God has always given man another chance. At various stages in history, a prophet has been sent to speak to those cultures who have needed it most- Abraham and Moses to the Jews, Zoroaster to the Persians, Buddha to the Orient, Jesus to the Judeans, Muhammad to the Arabs, and Baha’ullah to those that would become the Baha’i Faith. Though their cultures and languages may be different, the message each brings is clearly the same. Have faith and treat others as you would like to be treated. There is always a chance to make things right.
If you look around you, even now as winter has just started to set in, there are new beginnings. The New Year is upon us and traditionally we make promises to ourselves to make changes in our lives- our New Year’s Resolutions. The seeds dropped by plants in the fall are underground now, awaiting their times to grow, to become a new plant.
(John 12:24). Jesus says: “Listen carefully: Unless a grain of wheat is buried in the ground, dead to the world, it is never any more than a grain of wheat. But if it is buried, it sprouts and reproduces itself many times over. In the same way, anyone who holds on to life just as it is destroys that life. But if you let it go, reckless in your love, you’ll have it forever, real and eternal.”
We can learn from the cyclical periods of nature. Just as saplings sprout from the devastation of forest fires so do new opportunities arise from the chaos in our lives. Sometimes it is difficult to see them. We’re blinded by the pain. We’re deafened by the stress. They are there, though amongst the fog.

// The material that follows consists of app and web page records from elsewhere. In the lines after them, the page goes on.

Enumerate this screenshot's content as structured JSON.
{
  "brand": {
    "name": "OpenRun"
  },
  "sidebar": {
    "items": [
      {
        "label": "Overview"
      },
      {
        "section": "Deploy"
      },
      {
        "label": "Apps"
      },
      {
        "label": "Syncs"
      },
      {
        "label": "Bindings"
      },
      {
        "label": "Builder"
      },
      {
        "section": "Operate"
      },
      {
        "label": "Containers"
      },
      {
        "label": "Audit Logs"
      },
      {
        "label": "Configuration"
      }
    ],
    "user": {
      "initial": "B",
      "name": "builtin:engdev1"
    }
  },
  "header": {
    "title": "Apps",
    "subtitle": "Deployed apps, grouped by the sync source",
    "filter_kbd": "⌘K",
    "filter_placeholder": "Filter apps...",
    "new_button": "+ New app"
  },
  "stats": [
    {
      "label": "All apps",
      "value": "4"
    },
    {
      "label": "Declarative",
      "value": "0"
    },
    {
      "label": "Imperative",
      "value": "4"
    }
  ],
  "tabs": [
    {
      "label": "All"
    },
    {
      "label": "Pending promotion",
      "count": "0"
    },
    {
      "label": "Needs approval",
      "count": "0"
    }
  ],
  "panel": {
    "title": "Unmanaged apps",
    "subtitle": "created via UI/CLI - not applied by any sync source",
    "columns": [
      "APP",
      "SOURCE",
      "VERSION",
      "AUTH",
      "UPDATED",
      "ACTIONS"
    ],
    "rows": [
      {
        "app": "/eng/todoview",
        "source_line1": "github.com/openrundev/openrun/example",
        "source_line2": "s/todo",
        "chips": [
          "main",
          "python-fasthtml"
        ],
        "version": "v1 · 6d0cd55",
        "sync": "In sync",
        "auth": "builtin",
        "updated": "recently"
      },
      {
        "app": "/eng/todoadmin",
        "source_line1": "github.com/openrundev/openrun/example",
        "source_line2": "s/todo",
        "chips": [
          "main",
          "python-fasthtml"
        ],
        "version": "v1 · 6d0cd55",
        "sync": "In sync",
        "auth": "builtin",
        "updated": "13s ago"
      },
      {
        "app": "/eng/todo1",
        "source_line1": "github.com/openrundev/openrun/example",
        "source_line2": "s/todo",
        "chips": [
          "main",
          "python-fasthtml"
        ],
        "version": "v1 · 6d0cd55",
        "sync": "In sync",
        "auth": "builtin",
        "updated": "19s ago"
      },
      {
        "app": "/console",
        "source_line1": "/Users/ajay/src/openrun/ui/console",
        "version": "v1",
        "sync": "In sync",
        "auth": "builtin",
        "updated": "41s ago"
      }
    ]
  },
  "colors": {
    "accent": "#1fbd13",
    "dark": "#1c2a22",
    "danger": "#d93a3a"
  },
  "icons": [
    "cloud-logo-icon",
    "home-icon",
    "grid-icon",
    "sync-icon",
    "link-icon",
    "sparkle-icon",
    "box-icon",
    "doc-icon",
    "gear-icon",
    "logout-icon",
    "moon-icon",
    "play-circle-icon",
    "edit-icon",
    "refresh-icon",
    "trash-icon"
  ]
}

We can see these things by being mindful. The great Buddhist monk, poet, and peacemaker Thich Nhat Hanh tells us to ask ourselves “’What nourishes joy in me? What nourishes joy in other? Do I nourish joy in myself and others enough?’ These are questions about the cessation of suffering- well-being. We must enjoy the precious jewels we already have. We have eyes that can see, lungs that can breathe, legs that can walk, and lips that can smile. When we suffer we must look deeply at our situations and find the conditions of happiness which are already there.”
We must see that well-being, a new beginning is possible. To do this we have to acknowledge what it is that makes us suffer. When you want to garden, you must touch the soil.
In Buddhism, a bodhisattva is someone who is motivated by compassion and seeks enlightenment not only for him/herself but for everyone. Bodhisattvas suffer as we do. The difference between them and us is they know how to convert their suffering into joy. Like a good organic gardener, they do not show favoritism for the flowers or prejudice against the compost. They know how to transform the refuse into flowers. Don’t throw away your suffering. Touch it. Know it and learn to transform it into happiness. Cultivate joy. In this way we can find the way to start fresh, to begin life anew.
We will close with a prayer:
(Interfaith Prayer Book, Foreword, Page ii)
Lead me from the real to the unreal
Lead me from darkness to light
Lead me from death to life
From falsehood to truth
Lead me from despair to hope
From fear to trust
Lead me from hate to love
From war to peace
Let peace fill our heart
Our world, our universe
Peace. Peace. Peace
-Mother Teresa, adapted from Upanishads
Tom Krattenmaker's USA Today article "A Force for Good" was discussed.
Rev. Wayne C. Seaman's Sermon
Eleven score and eleven years ago our fathers brought forth on this